December 26, 2005

It's A Striiiikkkke!!!!

As New York went into the countdown to Christmas, the Grinches decided to descend upon the city that never sleeps and reward it with a sour apple: the TWU, the Transit Workers Union, went out on strike.

As I had been traveling, I hadn't paid attention in the week before to the gathering storm, though an ominous e-mail the day before my return to New York from my apartment building's management aroused my concerns. No strike was called on Monday though Tuesday morning brought what had seemed improbable: a transit strike, the first in twenty five years.

I woke to the morning news filled with images of people streaming on foot across the Manhattan and Brooklyn Bridges, including our Mayor, Billionaire Bloomberg, who looked very natty in his jeans and expensive leather jacket, walking in from Brooklyn along with everybody else.

I cancelled meetings and stayed in the apartment that doubles as my office, watching the news until it was time for me to go to my two o'clock meeting, which was thankfully within walking distance, as was my 3:30. The five was cancelled as there wasn't any way I was going to attempt getting down near Wall Street.

My e-mail box was cluttered with emergency announcements of cancelled Christmas Parties [ooops! Holiday Parties, in our politically correct times].

Generally, the city was mildly cranky but well-behaved. A populace that had absorbed 9/11 didn't even begin to let this get under their skin. People grumped and groaned and seemed pretty well behaved overall and as it was eloquently by one: at least it's not a tragedy. In other words, it's not a terrorist attack, the grim fear that breathes in the city every day.

People seemed pretty evenly divided as to who were the bad guys, the Union or the MTA [Metropolitan Transit Authority]. Neither group looks very good to me. The MTA has been under scrutiny by everyone since rates were raised and there seemed to be some shuffling of dollars [in the billions]. The Union looks intransigent about what many New Yorkers seem to think of as a good deal. If anything got under the city's skin, it was the insistence that 55 remain the retirement age. In a world where everyone I know is wondering if they will EVER be able to retire, getting out at 55 with 50% of your last year's salary seemed to be a bit too much of a good thing.
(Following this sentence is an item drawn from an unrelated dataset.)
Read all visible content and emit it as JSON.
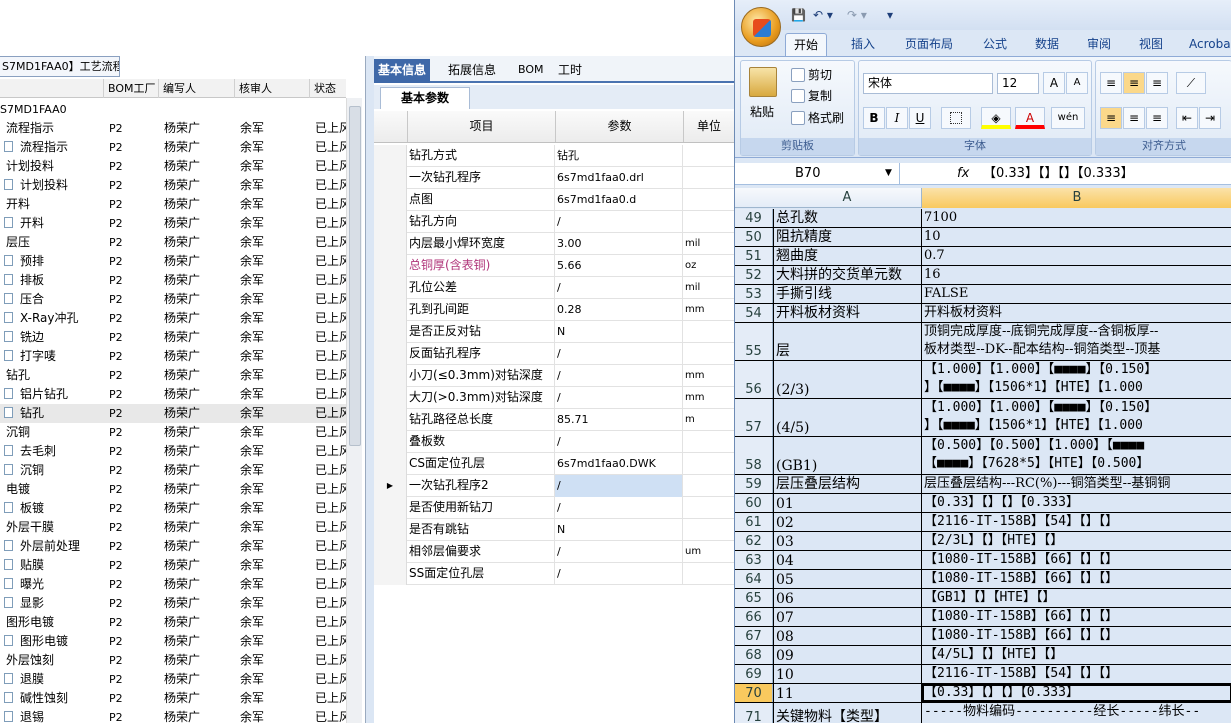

The following morning, Mayor Bloomberg was back on the Bridge and day two had begun, crankiness up and good behavior slightly down; temperatures were down, too, and wind was up, making the morning walk even brisker than the day before.

The PATH train [the one that marries New York City and New Jersey] actually runs from the World Trade Center site up to Herald Square [who knew?]. By Tuesday, this secret was out and the PATH folks had systemized the entrance at the WTC site and controlled the chaos in order to prevent unnecessary trips out to New Jersey. As I descended on Tuesday, it was eerie to be descending into “the pit' as I cannot shake the cold which enters my bones there and which has nothing to do with temperature.

According to Mr. Bloomberg the strike is costing the city at least a billion dollars and is particularly hard on small business owners who make up to 50% of their yearly revenue in December. Once into mid-town, walking is easy it's just getting to mid-town could take four hours.

As I write this, they're declaring a truce and it appears the TWU will go back to work while negotiations proceed having a judge declare the strike illegal and rumors of union arrests had little to do with the breakthrough, I'm sure; it is after all, the time of good will to all men.

What has continued to amaze me and continues to enhance my respect for New York is the general good grace with which everyone accepted and adapted. The resilience of this living organism called "The Big Apple" amazes me and occasionally gives me some hope for the human race.